WHAT TO PRODUCE
Go through the entries below and tally each line holding the string "description". Return the number only.

(Saved data entries)
↓↓↓
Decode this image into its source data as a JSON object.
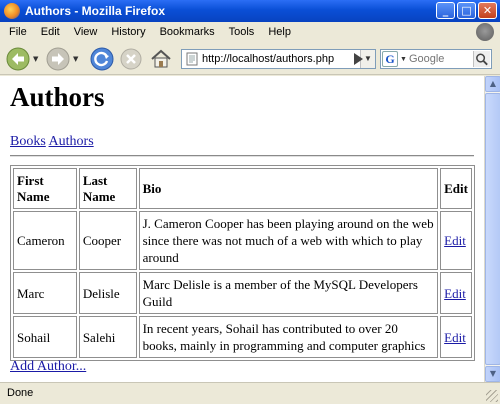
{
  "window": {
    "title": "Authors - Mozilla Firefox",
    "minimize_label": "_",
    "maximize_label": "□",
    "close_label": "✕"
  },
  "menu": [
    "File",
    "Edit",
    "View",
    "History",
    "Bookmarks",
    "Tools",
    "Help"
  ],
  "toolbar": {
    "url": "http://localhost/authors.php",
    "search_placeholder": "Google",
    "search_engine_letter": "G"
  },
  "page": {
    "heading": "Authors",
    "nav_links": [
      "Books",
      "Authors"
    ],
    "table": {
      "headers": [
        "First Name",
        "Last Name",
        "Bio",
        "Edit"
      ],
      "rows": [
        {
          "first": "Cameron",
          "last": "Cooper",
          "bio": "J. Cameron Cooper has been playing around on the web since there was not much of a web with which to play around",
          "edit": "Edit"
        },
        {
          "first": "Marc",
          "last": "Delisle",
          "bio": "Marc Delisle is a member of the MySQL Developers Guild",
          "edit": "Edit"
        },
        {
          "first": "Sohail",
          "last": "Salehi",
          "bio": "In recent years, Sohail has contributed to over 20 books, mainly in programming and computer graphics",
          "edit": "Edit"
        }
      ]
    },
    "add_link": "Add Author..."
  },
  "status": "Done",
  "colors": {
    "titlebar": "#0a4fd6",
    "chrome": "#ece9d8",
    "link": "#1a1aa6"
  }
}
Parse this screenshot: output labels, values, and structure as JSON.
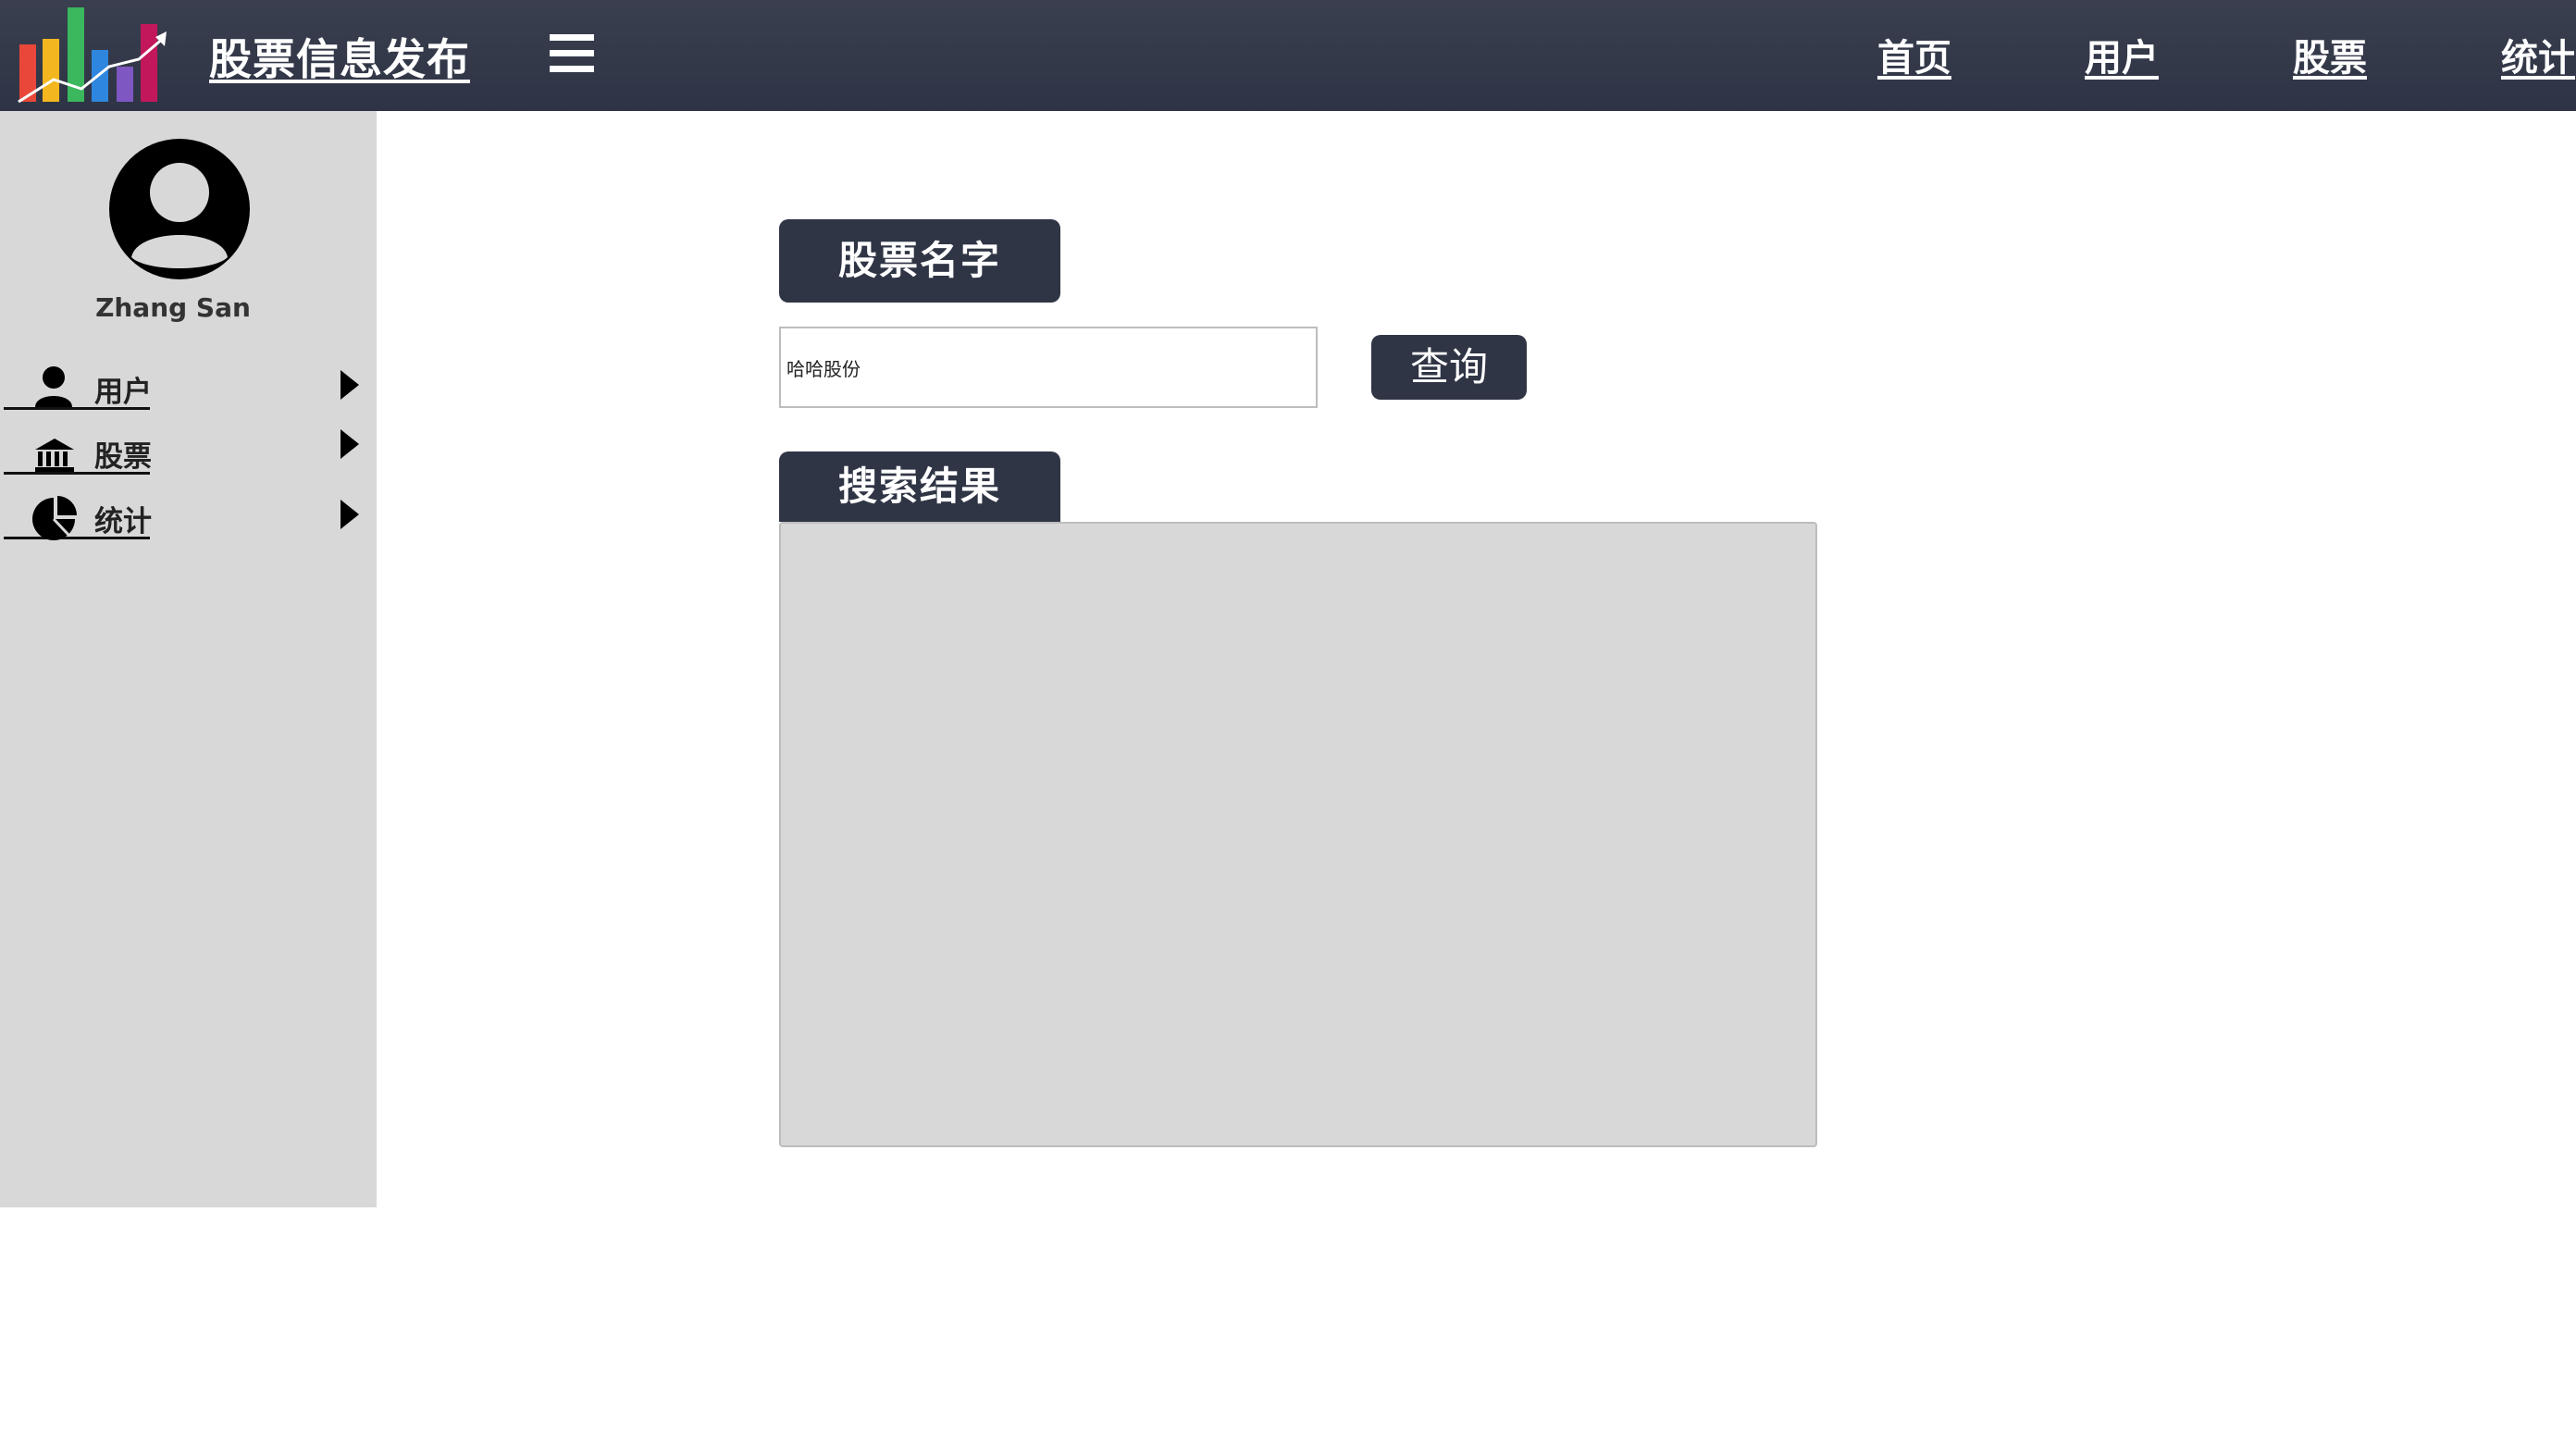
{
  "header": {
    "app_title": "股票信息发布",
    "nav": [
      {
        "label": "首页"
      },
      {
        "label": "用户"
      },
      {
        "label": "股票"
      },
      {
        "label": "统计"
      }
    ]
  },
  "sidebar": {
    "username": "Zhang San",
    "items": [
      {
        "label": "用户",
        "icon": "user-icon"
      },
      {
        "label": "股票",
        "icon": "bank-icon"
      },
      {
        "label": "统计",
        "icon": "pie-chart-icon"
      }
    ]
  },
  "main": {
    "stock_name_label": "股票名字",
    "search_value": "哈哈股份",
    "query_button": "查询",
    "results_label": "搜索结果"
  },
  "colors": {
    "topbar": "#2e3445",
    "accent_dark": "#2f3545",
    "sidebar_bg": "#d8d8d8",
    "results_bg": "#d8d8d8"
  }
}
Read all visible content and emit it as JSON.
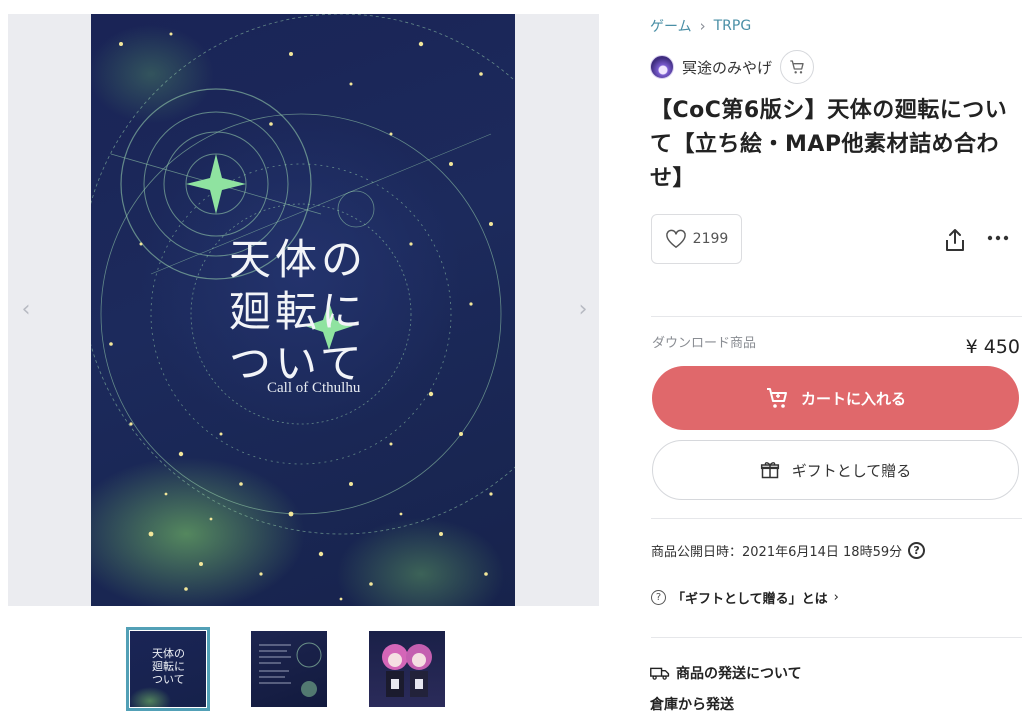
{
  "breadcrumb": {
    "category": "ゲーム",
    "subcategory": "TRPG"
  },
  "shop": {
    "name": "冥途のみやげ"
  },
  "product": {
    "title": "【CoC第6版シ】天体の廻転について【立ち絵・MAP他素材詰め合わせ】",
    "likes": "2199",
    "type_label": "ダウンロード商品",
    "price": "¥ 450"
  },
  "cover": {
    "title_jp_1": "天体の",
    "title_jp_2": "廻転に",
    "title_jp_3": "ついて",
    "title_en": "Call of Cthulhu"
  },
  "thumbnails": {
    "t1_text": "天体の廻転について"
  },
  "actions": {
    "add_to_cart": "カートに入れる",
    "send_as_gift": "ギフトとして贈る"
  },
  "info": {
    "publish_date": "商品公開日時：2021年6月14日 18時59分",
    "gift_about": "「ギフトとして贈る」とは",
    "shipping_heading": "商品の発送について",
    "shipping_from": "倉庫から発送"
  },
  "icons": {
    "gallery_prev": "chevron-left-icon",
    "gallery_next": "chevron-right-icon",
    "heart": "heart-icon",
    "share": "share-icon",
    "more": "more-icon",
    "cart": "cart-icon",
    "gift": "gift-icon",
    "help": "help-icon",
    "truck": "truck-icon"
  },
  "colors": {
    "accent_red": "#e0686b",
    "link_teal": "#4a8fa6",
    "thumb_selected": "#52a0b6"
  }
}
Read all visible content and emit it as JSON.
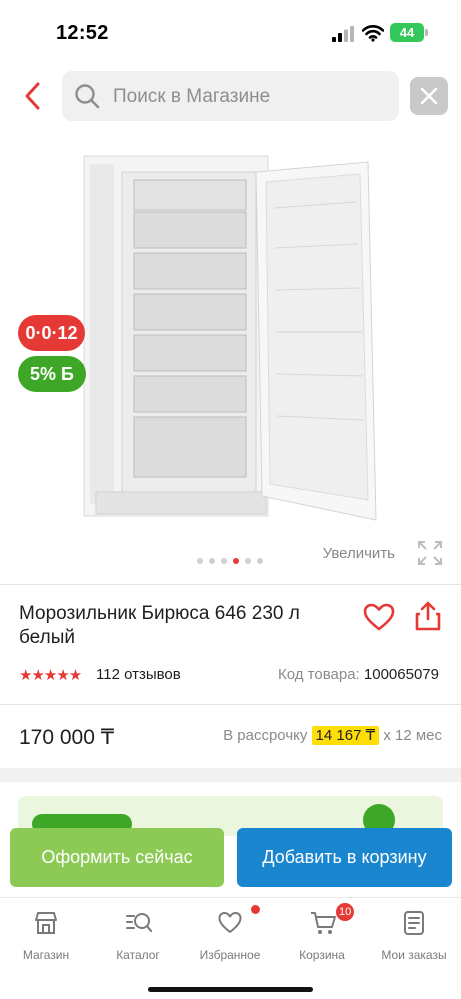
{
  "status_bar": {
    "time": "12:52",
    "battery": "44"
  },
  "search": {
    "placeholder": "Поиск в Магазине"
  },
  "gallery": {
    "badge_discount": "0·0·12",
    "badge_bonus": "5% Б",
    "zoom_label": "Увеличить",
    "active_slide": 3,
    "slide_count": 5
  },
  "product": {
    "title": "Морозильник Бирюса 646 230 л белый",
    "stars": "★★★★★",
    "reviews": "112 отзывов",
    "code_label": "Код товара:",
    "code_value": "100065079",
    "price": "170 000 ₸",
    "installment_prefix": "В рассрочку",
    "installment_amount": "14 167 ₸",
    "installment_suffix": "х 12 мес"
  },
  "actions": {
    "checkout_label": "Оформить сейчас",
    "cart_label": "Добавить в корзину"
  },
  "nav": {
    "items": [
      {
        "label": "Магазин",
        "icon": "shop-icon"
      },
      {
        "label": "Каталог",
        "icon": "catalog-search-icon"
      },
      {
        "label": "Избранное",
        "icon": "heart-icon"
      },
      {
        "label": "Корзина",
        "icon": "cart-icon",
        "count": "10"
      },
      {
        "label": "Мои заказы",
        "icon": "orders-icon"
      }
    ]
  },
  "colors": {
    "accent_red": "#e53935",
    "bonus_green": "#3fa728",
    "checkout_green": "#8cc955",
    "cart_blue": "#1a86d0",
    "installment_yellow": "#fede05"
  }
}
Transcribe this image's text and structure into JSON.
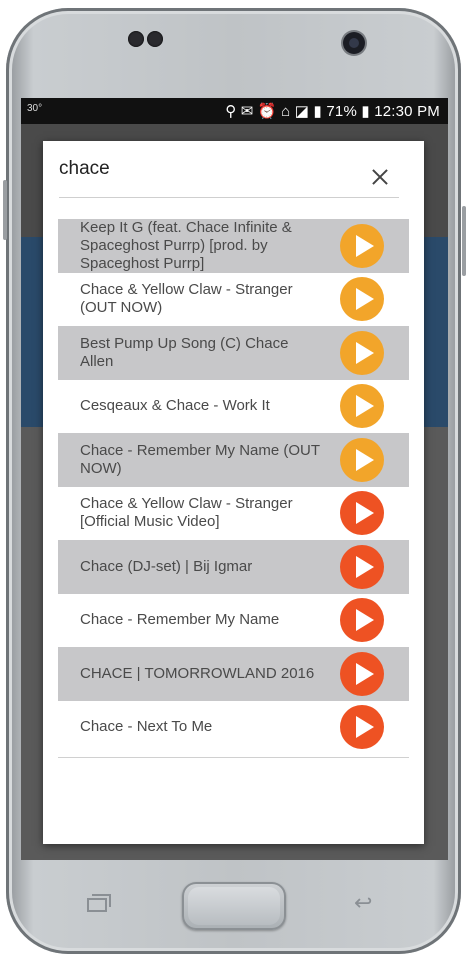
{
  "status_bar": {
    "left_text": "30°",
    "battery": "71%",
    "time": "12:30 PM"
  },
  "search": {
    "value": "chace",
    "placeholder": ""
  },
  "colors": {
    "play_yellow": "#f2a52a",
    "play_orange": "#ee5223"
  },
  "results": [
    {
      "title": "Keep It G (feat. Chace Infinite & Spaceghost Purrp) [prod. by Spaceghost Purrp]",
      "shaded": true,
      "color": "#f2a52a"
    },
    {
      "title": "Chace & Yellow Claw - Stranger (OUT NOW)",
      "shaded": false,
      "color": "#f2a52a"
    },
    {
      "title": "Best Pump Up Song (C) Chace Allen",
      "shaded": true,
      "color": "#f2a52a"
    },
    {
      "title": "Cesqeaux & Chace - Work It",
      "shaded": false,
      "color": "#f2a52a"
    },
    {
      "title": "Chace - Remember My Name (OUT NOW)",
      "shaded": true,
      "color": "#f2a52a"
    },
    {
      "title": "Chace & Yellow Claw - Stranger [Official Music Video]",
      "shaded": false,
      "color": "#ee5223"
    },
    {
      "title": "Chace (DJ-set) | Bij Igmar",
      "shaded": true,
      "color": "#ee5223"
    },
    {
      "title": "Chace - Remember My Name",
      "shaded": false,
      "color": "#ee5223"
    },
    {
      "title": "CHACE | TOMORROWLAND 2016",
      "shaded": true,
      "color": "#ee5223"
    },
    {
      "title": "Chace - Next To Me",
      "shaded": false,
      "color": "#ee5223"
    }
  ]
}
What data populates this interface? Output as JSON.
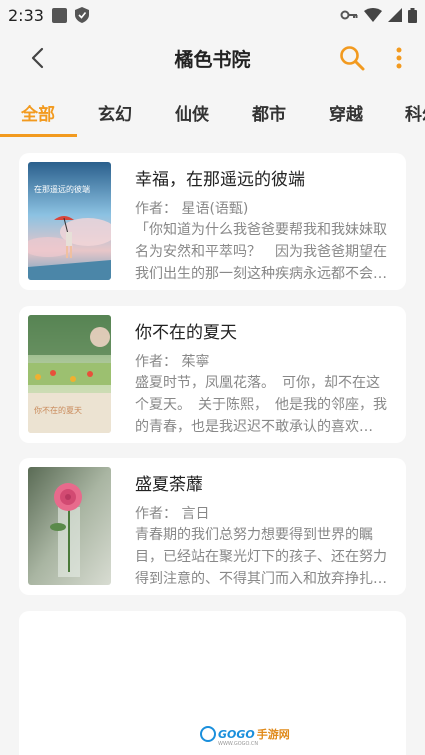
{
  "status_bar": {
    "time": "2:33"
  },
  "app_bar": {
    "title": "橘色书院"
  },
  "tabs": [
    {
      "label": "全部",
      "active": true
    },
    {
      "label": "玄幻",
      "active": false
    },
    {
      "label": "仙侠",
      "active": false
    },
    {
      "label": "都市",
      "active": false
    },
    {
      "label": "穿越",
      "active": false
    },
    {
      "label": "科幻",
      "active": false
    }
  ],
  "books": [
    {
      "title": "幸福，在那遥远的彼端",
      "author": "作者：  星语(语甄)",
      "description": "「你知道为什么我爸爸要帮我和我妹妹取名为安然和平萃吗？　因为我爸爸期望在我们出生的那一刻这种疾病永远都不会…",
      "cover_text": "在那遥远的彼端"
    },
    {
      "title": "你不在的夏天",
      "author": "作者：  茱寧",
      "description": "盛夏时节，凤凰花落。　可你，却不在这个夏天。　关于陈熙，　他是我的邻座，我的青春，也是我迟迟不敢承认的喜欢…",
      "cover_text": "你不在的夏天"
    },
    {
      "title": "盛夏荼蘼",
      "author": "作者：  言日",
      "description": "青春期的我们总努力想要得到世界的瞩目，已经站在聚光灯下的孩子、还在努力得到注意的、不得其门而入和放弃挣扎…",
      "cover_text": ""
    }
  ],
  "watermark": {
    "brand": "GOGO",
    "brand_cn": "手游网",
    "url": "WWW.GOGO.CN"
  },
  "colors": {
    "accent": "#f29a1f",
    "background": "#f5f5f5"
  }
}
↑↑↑
YOUR SOLUTION
3